- _To do_
Search the listing below for the word "mDrawable" and copy each line that holds it.

- _The records_
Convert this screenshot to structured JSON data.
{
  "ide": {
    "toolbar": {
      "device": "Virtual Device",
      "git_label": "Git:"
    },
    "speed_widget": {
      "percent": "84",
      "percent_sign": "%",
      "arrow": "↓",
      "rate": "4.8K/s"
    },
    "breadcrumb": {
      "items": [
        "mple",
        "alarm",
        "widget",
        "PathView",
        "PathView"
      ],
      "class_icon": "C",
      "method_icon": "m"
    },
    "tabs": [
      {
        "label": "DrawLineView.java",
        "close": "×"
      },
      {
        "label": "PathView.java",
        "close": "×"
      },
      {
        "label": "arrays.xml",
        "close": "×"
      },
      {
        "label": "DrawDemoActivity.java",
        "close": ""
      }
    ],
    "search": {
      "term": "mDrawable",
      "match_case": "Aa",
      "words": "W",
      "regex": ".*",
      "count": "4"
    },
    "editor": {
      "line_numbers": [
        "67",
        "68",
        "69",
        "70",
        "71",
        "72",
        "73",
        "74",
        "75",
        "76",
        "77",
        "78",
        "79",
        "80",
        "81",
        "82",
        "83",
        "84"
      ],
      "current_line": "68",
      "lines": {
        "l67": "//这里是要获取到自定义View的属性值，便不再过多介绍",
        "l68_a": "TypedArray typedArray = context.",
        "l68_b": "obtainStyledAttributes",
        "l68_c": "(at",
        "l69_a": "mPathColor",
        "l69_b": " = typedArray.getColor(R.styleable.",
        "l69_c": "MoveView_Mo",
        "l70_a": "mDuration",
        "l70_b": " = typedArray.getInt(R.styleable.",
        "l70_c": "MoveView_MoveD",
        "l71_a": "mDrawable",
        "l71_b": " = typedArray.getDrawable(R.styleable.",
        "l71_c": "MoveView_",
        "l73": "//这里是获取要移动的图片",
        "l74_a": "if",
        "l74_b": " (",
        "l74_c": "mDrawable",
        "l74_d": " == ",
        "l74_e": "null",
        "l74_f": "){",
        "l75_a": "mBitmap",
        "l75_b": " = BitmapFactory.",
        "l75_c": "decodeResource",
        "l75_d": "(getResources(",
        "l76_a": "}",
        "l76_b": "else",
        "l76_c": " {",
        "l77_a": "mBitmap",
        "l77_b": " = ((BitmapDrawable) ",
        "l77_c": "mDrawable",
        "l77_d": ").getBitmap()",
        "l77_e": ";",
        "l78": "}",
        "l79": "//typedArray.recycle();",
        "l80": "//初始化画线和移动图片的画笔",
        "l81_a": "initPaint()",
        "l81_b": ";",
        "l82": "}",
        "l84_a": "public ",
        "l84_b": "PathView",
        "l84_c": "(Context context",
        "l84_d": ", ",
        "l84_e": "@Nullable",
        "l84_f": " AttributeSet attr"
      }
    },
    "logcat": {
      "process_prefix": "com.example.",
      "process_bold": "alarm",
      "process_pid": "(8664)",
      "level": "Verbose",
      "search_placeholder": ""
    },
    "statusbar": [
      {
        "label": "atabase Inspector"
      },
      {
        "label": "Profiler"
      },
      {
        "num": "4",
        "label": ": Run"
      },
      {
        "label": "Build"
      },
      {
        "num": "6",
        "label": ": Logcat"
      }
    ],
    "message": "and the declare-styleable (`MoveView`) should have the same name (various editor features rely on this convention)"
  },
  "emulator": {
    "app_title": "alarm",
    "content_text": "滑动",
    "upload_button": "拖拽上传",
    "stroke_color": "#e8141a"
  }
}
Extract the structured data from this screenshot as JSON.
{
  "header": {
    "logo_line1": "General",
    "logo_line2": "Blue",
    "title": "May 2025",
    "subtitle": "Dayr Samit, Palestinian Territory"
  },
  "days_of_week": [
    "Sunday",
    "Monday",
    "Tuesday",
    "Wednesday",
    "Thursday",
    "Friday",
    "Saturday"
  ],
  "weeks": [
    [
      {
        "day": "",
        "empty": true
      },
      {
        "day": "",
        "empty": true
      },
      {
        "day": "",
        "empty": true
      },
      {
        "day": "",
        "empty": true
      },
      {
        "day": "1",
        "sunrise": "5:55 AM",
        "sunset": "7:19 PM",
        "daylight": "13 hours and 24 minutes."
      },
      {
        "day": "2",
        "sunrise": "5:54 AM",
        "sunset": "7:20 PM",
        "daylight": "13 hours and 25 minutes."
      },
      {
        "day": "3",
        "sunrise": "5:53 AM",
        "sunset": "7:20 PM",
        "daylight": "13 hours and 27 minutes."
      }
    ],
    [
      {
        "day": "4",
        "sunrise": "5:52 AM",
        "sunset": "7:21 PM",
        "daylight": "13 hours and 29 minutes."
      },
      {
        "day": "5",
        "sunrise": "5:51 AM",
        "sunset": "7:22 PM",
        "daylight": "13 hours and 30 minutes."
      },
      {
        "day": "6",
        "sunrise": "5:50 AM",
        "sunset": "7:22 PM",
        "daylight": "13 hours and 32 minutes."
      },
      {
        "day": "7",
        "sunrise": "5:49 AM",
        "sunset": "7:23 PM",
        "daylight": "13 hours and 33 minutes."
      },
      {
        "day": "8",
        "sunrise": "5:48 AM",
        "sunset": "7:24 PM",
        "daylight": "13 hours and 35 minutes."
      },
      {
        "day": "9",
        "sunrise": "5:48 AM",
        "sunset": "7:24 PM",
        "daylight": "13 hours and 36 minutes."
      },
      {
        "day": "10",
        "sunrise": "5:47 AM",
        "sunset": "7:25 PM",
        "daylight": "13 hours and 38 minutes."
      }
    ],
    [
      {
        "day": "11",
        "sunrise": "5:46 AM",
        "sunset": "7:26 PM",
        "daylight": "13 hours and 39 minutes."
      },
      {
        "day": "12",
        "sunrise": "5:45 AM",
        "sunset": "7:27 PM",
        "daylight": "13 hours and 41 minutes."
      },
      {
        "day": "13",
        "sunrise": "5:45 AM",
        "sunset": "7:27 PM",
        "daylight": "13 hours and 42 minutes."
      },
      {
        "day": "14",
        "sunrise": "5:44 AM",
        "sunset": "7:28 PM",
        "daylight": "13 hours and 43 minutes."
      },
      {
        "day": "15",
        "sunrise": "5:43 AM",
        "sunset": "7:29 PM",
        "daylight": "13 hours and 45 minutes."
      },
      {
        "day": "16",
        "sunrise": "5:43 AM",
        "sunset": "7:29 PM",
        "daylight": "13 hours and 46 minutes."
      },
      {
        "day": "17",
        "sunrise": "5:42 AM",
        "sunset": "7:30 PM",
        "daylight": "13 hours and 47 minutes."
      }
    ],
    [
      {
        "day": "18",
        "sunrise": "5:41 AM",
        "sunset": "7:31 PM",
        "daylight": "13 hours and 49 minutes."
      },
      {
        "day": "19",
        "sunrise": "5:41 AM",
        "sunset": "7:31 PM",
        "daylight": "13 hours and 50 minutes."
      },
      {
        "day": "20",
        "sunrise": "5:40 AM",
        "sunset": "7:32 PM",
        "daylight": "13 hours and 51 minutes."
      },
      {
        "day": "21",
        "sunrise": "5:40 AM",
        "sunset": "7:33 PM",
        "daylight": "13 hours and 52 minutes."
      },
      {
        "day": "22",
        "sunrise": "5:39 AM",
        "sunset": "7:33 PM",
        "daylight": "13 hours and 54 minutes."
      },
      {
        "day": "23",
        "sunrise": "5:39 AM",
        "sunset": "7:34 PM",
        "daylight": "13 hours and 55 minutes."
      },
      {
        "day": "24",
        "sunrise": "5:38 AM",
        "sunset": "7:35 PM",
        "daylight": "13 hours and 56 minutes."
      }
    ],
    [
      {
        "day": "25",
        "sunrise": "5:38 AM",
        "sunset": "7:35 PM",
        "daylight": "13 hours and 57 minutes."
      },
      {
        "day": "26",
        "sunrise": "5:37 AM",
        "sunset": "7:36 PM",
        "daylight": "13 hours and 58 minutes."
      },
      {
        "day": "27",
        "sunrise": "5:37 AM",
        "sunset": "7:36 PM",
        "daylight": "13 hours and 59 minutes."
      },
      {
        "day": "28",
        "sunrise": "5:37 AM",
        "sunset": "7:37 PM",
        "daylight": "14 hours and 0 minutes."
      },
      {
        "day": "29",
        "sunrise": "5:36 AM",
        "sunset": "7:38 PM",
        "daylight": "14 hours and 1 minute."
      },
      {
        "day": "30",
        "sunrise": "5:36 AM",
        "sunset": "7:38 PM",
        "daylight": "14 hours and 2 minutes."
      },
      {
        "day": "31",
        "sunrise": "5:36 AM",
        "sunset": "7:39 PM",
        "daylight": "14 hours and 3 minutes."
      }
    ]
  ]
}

- _Answer section_
      "term": "mDrawable",
        "l71_a": "mDrawable",
        "l74_c": "mDrawable",
        "l77_c": "mDrawable",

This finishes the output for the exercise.